Niagara Herpetoculture in Ontario, Canada. He has been breeding veiled/Yemen chameleons (C. calyptratus) for about 20 years, and specializes in producing amazing individuals, especially of the translucent variety.
His photos will illustrate how to sex veiled chameleons easily, even as babies. This will apply in over 90% of all cases; there is always the odd chameleon that is a female with large spurs or a male with little ones, but by and large this method is a great way to identify a chameleon as male or female before any of the adult coloration comes in.
As adults identification should be easy; the male sports an impressive casque, has bright vertical bands of color, and has the thick tail-base typical of male chameleons where they hide their hemipenes. Females should be overall smaller, with smaller casques, typically solid green with speckles of color instead of bands, and a narrow tail base. In addition to this, males will have what are known as spurs on the back of their hind feet; a little protuberance like the spur on a cowboy's heel. Something (most) females do not have.
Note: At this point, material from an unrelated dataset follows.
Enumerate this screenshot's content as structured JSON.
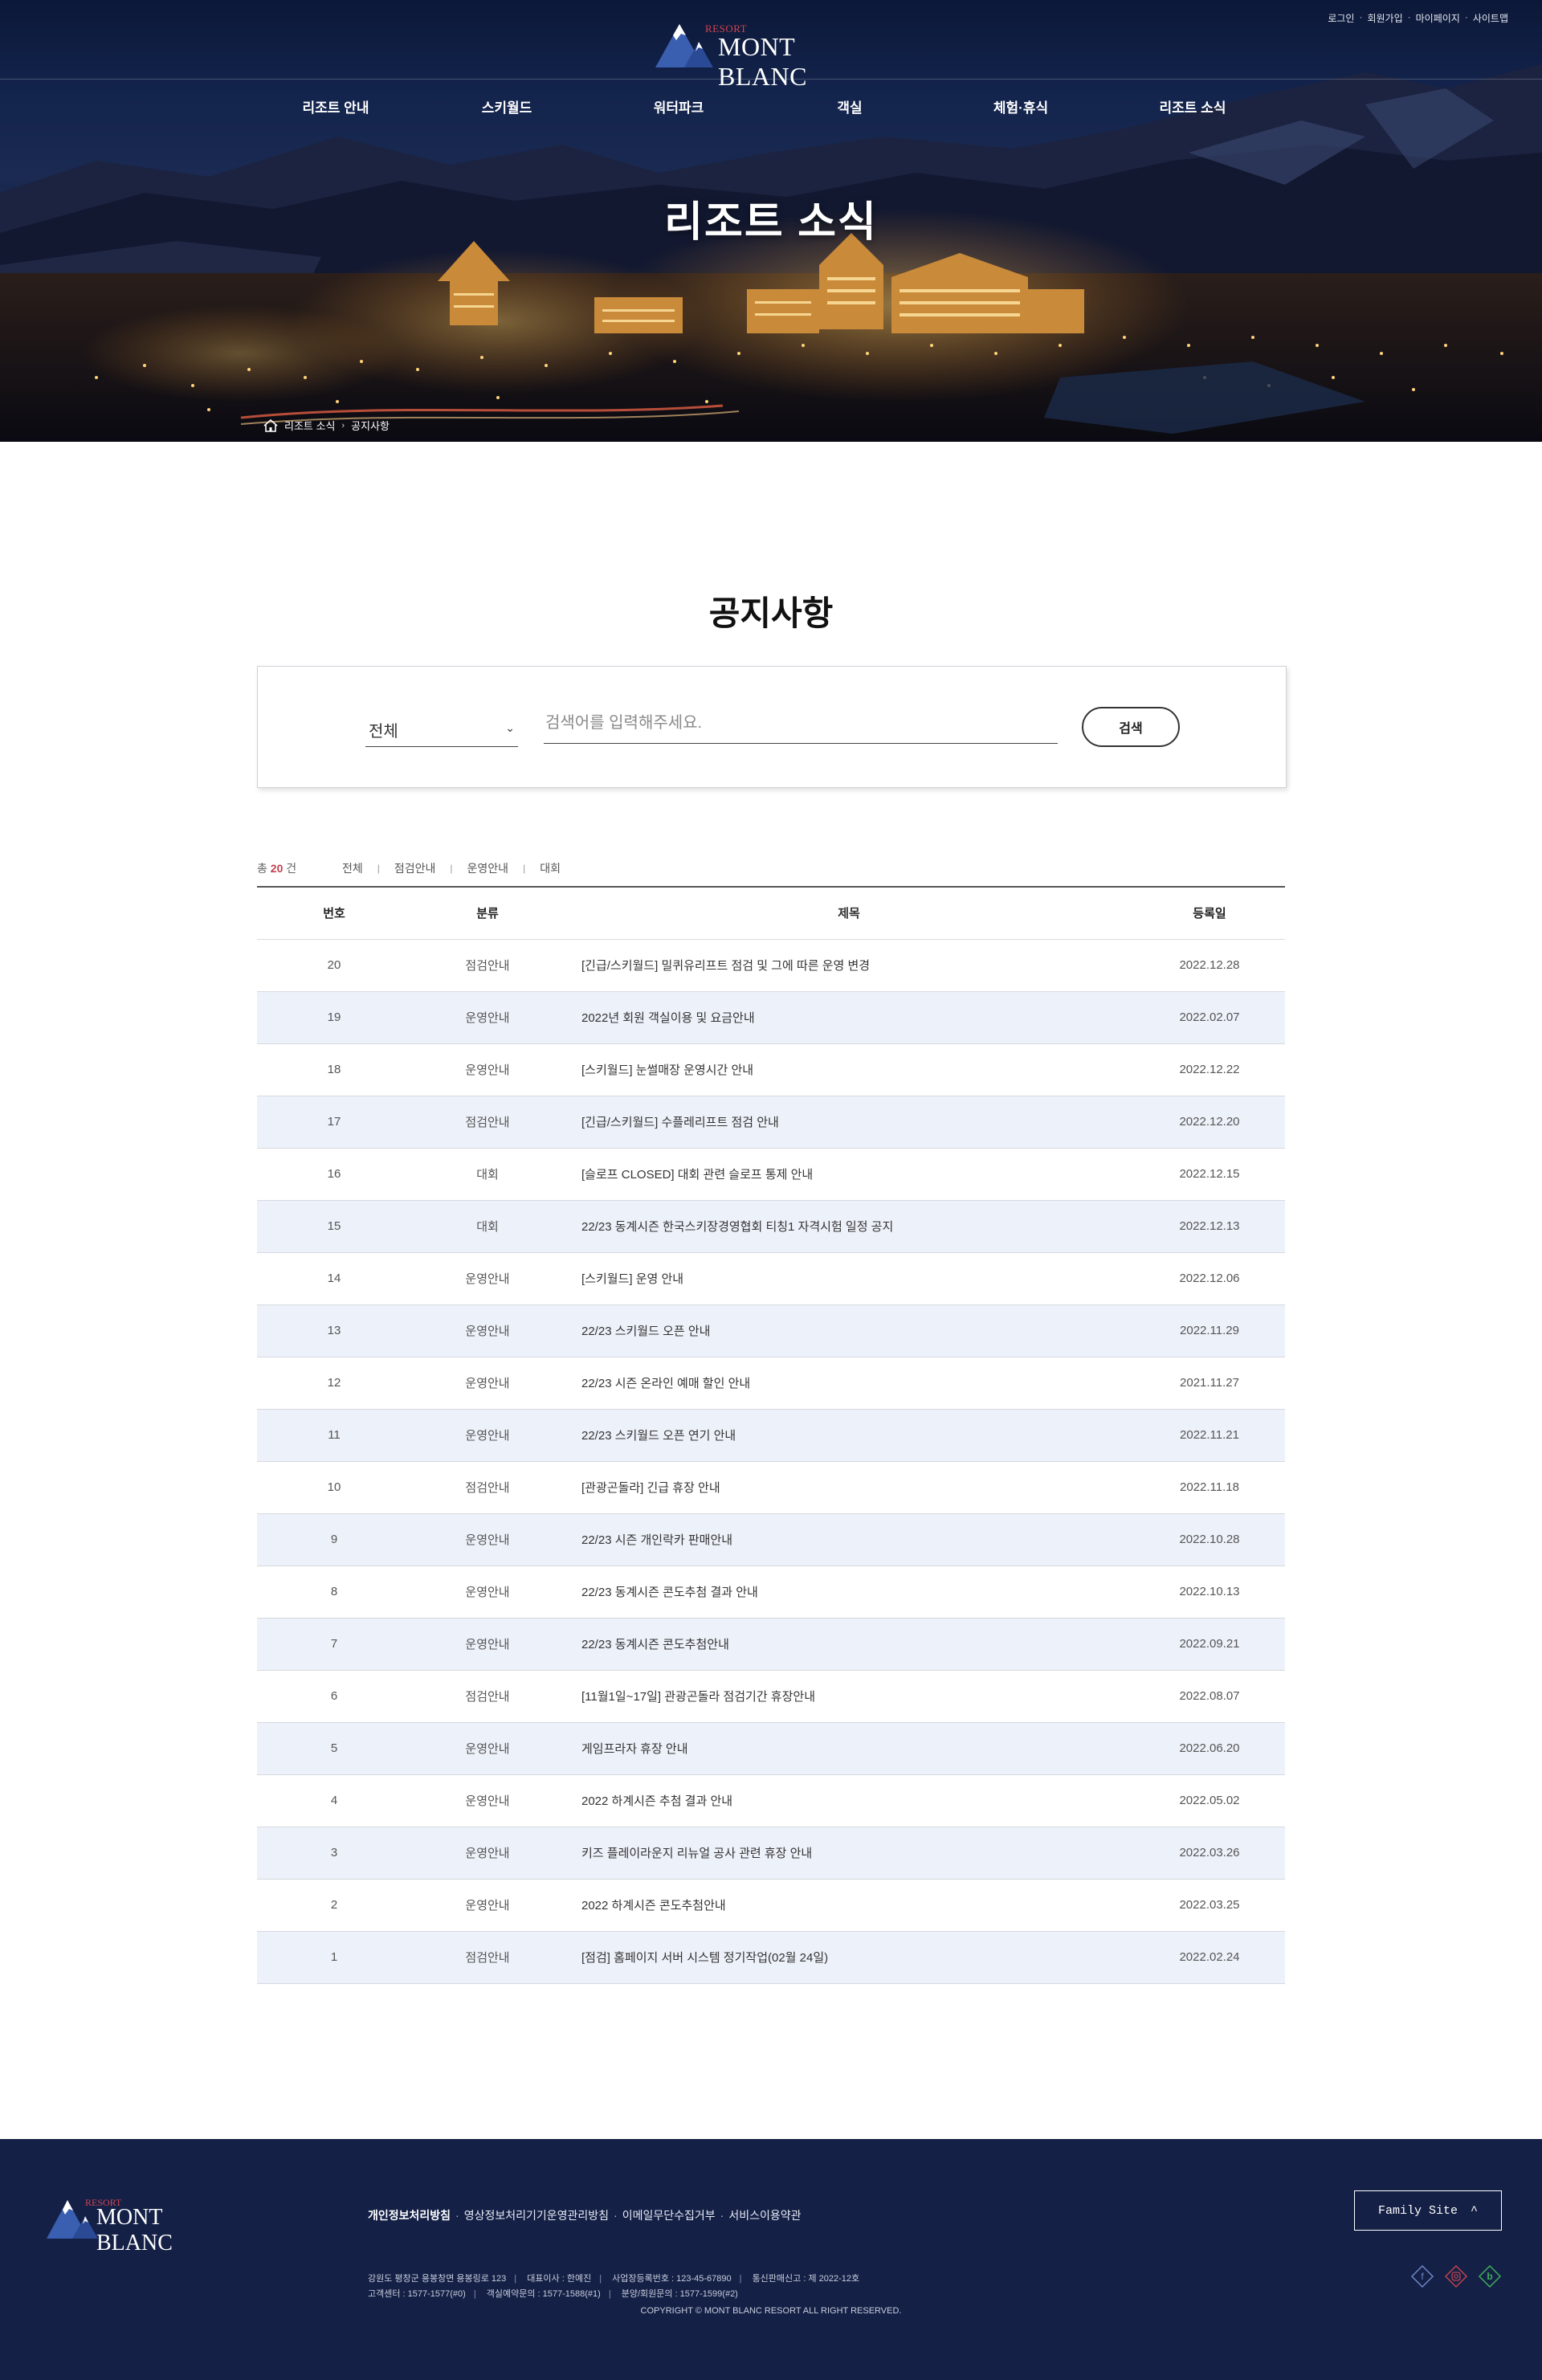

The spur is present at the moment of hatchling, so even a newly-minted baby chameleon should be sexable this way with good certainty.